Whether Trump ends up killing the nuclear deal or not, he has clearly signaled that he wants no reduction of tensions with Iran and no improvement in relations. He has unreservedly embraced the Saudi and Israeli view of Iran and the region, and is signalling his intent to re-establish American hegemony over the Middle East. Whether he can deliver on that promise or not remains to be seen, but the immediate effect will be two-fold:
Internally, the Rouhani faction in the Iranian government will be weakened, as their gamble on the nuclear deal leading to a less hostile American policy on Iran has failed. Iranian hardliners are already celebrating, with the head of the ultra-conservative daily Kayhan declaring that Trump has done them “great favors”.
Externally, Iran’s regional posture is likely going to get tougher, as the Iranian straregy is to meet pressure with pressure. Iran’s hardliners already believe that their policy in Iraq and Afghanistan has severely weakened the United States. If the U.S. doubles down on this regional posture, it will only further weaken Washington and as a result, undermine its ability to confront or isolate Tehran.

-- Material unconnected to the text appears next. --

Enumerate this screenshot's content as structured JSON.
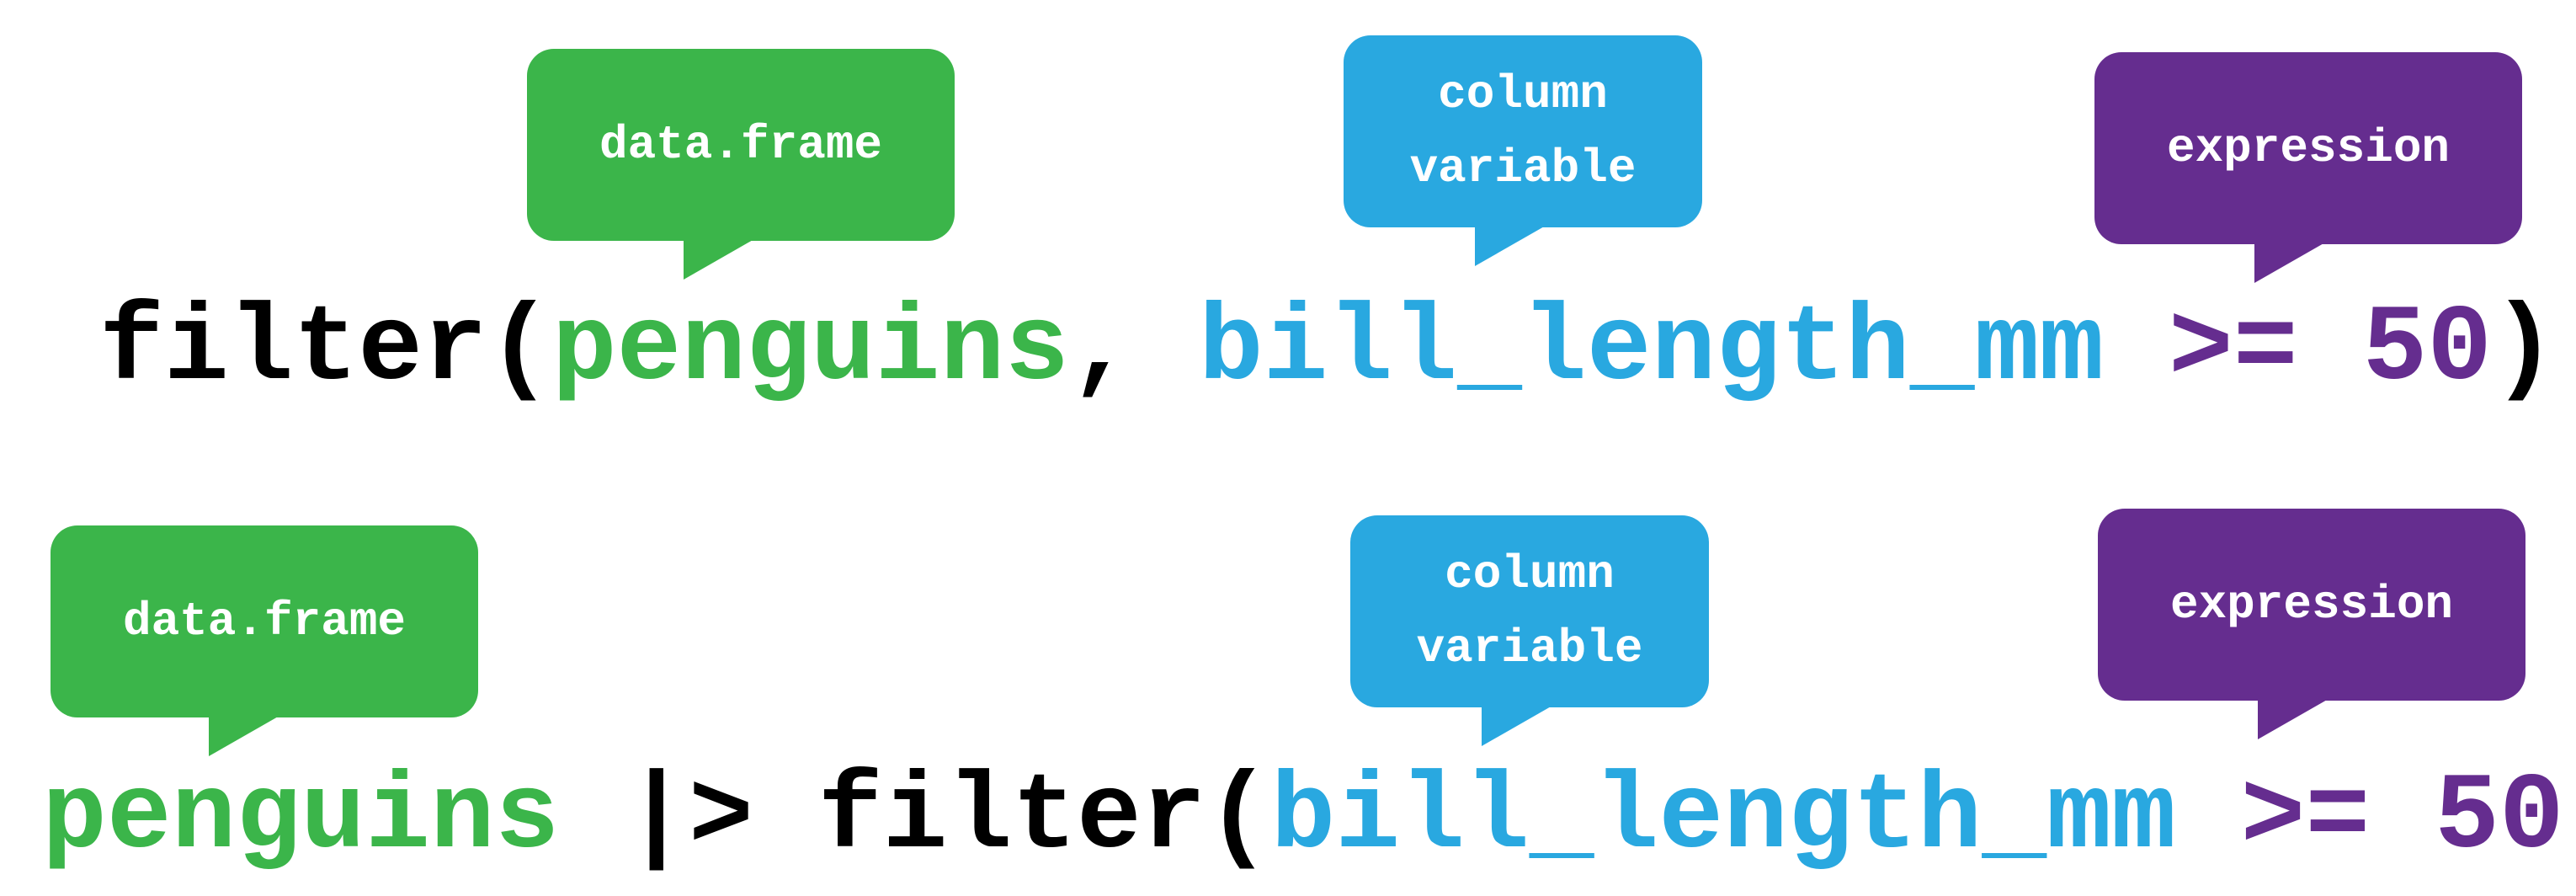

This intensification of U.S.–Iranian rivalry in the region was not inevitable. Had the Trump administration continued down the path of diplomacy prepared by the Obama administration, this rivalry—while never fully eliminated—could nevertheless have been tamed and the U.S.–Iranian relationship could have remained on a path characterized both by rivalry and by co-operation.